Effect of childhood maltreatment and brain-derived neurotrophic factor on brain morphology

Laura S. van Velzen, Lianne Schmaal, Rick Jansen, Yuri Milaneschi, Esther M. Opmeer, Bernet M. Elzinga, Nic J. A. van der Wee, Dick J. Veltman, Brenda W. J. H. Penninx

Research output: Contribution to journalArticleAcademicpeer-review

Abstract
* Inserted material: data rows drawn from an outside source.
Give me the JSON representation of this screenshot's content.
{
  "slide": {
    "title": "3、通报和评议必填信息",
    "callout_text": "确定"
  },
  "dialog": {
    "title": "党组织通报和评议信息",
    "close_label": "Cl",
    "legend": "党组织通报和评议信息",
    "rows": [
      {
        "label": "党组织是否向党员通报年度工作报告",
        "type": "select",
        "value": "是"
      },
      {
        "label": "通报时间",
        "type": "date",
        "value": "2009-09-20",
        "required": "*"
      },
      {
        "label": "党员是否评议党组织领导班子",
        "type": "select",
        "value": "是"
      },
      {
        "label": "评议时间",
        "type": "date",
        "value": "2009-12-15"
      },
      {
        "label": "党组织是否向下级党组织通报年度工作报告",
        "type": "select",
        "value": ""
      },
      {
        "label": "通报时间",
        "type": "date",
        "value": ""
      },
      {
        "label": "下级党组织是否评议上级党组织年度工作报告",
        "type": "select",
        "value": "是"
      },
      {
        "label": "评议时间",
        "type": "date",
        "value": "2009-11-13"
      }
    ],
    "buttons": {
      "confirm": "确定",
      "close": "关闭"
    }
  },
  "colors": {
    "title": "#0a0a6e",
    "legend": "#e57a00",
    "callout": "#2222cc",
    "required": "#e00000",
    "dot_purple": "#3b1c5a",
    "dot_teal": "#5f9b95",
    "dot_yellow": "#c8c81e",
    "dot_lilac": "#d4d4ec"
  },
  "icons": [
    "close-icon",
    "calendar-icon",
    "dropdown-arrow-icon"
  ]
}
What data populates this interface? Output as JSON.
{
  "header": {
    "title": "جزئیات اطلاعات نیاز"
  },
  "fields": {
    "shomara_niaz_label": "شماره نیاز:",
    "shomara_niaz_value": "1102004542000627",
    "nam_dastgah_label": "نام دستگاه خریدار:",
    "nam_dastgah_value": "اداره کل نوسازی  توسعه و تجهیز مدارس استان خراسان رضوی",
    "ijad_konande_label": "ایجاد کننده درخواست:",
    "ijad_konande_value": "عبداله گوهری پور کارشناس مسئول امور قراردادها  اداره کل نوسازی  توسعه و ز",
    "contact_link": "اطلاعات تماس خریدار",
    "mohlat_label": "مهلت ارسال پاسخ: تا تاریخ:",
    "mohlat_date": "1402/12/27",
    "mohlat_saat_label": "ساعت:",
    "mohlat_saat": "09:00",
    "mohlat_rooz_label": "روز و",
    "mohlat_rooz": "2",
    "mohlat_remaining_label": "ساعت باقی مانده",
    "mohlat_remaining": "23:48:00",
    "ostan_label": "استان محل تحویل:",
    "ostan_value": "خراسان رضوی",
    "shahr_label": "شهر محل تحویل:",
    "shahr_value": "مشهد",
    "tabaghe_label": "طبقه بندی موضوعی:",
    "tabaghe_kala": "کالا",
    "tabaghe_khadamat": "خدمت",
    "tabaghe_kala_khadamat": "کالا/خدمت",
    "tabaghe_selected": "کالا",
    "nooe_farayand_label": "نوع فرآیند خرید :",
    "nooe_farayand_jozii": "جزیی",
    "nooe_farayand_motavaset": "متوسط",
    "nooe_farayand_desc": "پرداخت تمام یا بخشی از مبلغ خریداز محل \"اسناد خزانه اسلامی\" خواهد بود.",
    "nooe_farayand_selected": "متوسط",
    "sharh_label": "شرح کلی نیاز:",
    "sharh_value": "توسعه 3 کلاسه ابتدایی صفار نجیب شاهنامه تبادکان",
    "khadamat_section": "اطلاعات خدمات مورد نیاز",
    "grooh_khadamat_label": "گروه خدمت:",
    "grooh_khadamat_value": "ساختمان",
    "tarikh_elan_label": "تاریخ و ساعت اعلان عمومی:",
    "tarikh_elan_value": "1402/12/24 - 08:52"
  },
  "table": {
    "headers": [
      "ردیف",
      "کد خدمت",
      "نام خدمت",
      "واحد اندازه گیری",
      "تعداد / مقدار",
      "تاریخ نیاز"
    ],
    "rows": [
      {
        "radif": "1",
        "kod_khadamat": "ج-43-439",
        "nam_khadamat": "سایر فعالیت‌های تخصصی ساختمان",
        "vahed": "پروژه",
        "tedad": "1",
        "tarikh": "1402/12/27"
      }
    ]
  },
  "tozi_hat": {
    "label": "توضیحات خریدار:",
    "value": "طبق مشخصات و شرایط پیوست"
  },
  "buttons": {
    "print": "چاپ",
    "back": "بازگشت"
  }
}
Childhood maltreatment (CM) has been associated with altered brain morphology, which may partly be due to a direct impact on neural growth, e.g. through the brain-derived neurotrophic factor (BDNF) pathway. Findings on CM, BDNF and brain volume are inconsistent and have never accounted for the entire BDNF pathway. We examined the effects of CM, BDNF (genotype, gene expression and protein level) and their interactions on hippocampus, amygdala and anterior cingulate cortex (ACC) morphology. Data were collected from patients with depression and/or an anxiety disorder and healthy subjects within the Netherlands Study of Depression and Anxiety (NESDA) ( N = 289). CM was assessed using the Childhood Trauma Interview. BDNF Val66Met genotype, gene expression and serum protein levels were determined in blood and T1 MRI scans were acquired at 3T. Regional brain morphology was assessed using FreeSurfer. Covariate-adjusted linear regression analyses were performed. Amygdala volume was lower in maltreated individuals. This was more pronounced in maltreated met-allele carriers. The expected positive relationship between BDNF gene expression and volume of the amygdala is attenuated in maltreated subjects. Finally, decreased cortical thickness of the ACC was identified in maltreated subjects with the val/val genotype. CM was associated with altered brain morphology, partly in interaction with multiple levels of the BNDF pathway. Our results suggest that CM has different effects on brain morphology in met-carriers and val-homozygotes and that CM may disrupt the neuroprotective effect of BDNF.
Original languageEnglish
Pages (from-to)1841-1852
JournalSocial Cognitive and Affective Neuroscience
Volume11
Issue number11
DOIs
Publication statusPublished - Nov 2016

Cite this